Ember is a dating app meant to reduce the instant gratification of speed matching by slowing down the process with more thoughtful action.

Duration

January 2021–February 2021

Team

Christine
Izzy

My Role

User Interview
Persona/Journey Mapping
Wireframing/Prototyping

"Internet dating is symptomatic of social and technological change that transforms modern courtship into a type of commodified game*"

With the overwhelming amount of people using dating apps, the access to finding a match increased as people can find multiple potential partners easily just at the tip of their fingertips.​ But along with the ease of access, it has become more difficult to take these applications seriously as all they call for is a swipe or tap of the finger.

*Hobbs, Mitchell, et al. “Liquid Love? Dating Apps, Sex, Relationships and the Digital Transformation of Intimacy.” Journal of Sociology, vol. 53, no. 2, June 2017, pp. 271–284

problem

Does matching with someone on an online dating app mean you really match with them?

The ease of swiping and liking actions foster an environment of mindless interactions that overcrowd potential matches which undermines how users would interact.

Market validation

What is the current stigma of dating applications?

For this project, various research methods were used with a primary goal of understanding what stigma of dating applications exists and why it exists.

Initial survey (58 responses)

What do you think dating apps primarily used for?

survey answered by both dating app users and non dating app users

What do you use dating apps primarily for?

survey answered by current and ex-dating app users

In summary, although the majority of the survey participants were active dating app users that were looking for a significant other(63.3%), there were still such assumptions that dating apps are used for superficial reasons(e.g. hookups and peer validation) meaning that the users' intentions were not clearly aligned. We wanted to find why such reputation exists, so we decided to conduct our secondary research by interviewing

User Interviews (5 participants)

ANDREW (19, BOSTON)

"I'm usually very fast-paced on dating apps and it easily creates muscle memory of swiping."

CELINE (21, LOS ANGELES)

"Everything starts on a superficial level because you have to swipe on their picture first to match."

WILLIAM (25, HOUSTON)

"I tend to be hesitant but only until when I see the other person puts effort to engage in a conversation."

Swiping itself brings joy of meeting new people, it's the clarity of intentions behind the ease of swiping

→ How do other apps in the market currently utilize this user behavior on swiping and matching?

competitive analysis

key insights
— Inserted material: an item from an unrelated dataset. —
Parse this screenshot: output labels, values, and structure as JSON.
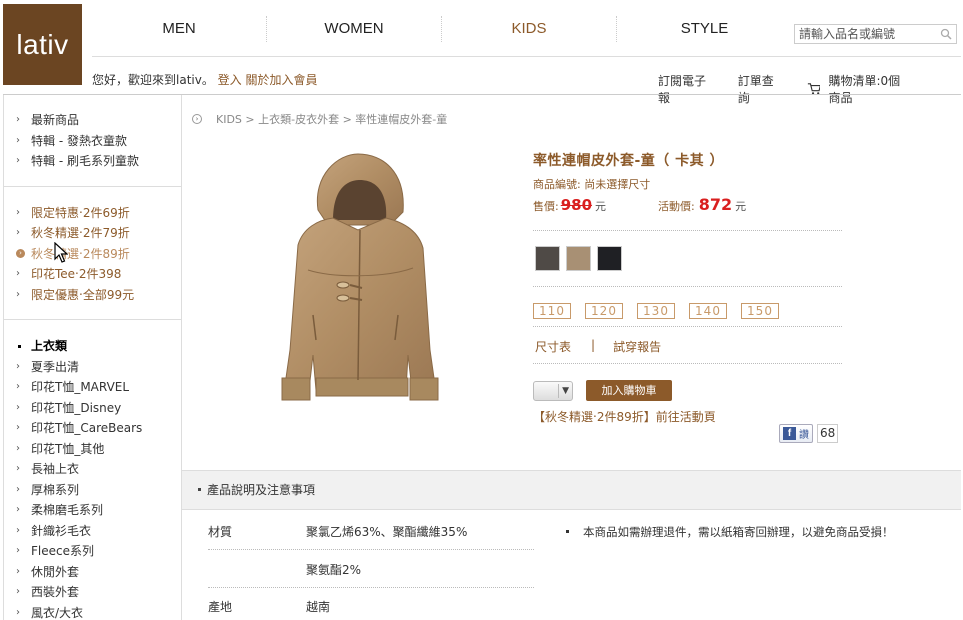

1. Dating apps often incentivize and enable behavior that isn’t conducive to long-term relationships

2. The current atmosphere of dating apps doesn't allow users to be clear with the intentions, which leads to many users' hesitancy to be honest

3. The expectation for a user to present the most physically attractive versions of themselves pressures them to give the impression of a certain image that deviates from who they really are.

How might we combine the convenience of dating applications with a more thoughtful approach?

Understanding our users

Empathy

Goal for Kyle:
→ has clear ideas about his matches’ intentions
→ finds exploration joyful

Goal for Sharon:
→ finds it easy to facilitate conversations
→ has clear ideas about her matches’ individuality

ideation

Some Trials and Errors

Idea 1: Coupons

Hypothesis: Having to reach certain milestones will incentivize users to spend time with one another.

Idea 2: Missions

Hypothesis: Users will bond as they experience more tasks together creating a more genuine relationship and providing a foundation to build relationships upon.

Idea 3: challenges

Hypothesis: Optional challenges that allow users to complete at their own interest and time schedule will highten the interests of users on the receiving end.

This can be a both thoughtful and personal approach which will be a win-win on both giving and receiving ends from the extra effort made by their potential matches..

design

Introducing Ember v.1

usability testing

Test, Iterate, and Repeat

With our first version of the product, we led an open conversation with 5 active dating app users from our initial survey on how our product is doing well and how we could improve.

Simplify Onboarding

what was said

"Being able to customize profile is interesting"
"there could be other ways to address flexibility and creativity in the profile that are not necessarily building the profile from scratch."

what was changed

Profile section is organized into two taps
When a user first downloads the app, they see a profile of others before making their own

Improve Discoverability

what was said

"I didn’t understand why the images were blurry at first. It took me a while to find “light a match” button under the profile."

what was changed

A chip informing users about the status between the two in terms of “lighting a match”
A toast in chat and profile tab giving users an easier navigation of “lighting a match”

reflection

Our Key Takeaways

As we were in charge of this project end-to-end(even outside of the design!), it was such a fun exercise for three of us to virtually collaborate. We became more creative about how to utilize the digital space more efficiently, better showcase our ideas and proposals to our supervisors, and communicate with limited resources.

Designing with no business constraints allowed us to fully explore and be adventurous as well, and I was able to find what it is like to design with joy. To finish off, here are some of my takeaways!!

→ finding the middle ground of flexibility and convenience.

→ we are not designing to define what's more superficial than another, but to allow users to better define their own priorities.

→ The importance of including all users at different paces

Thank you!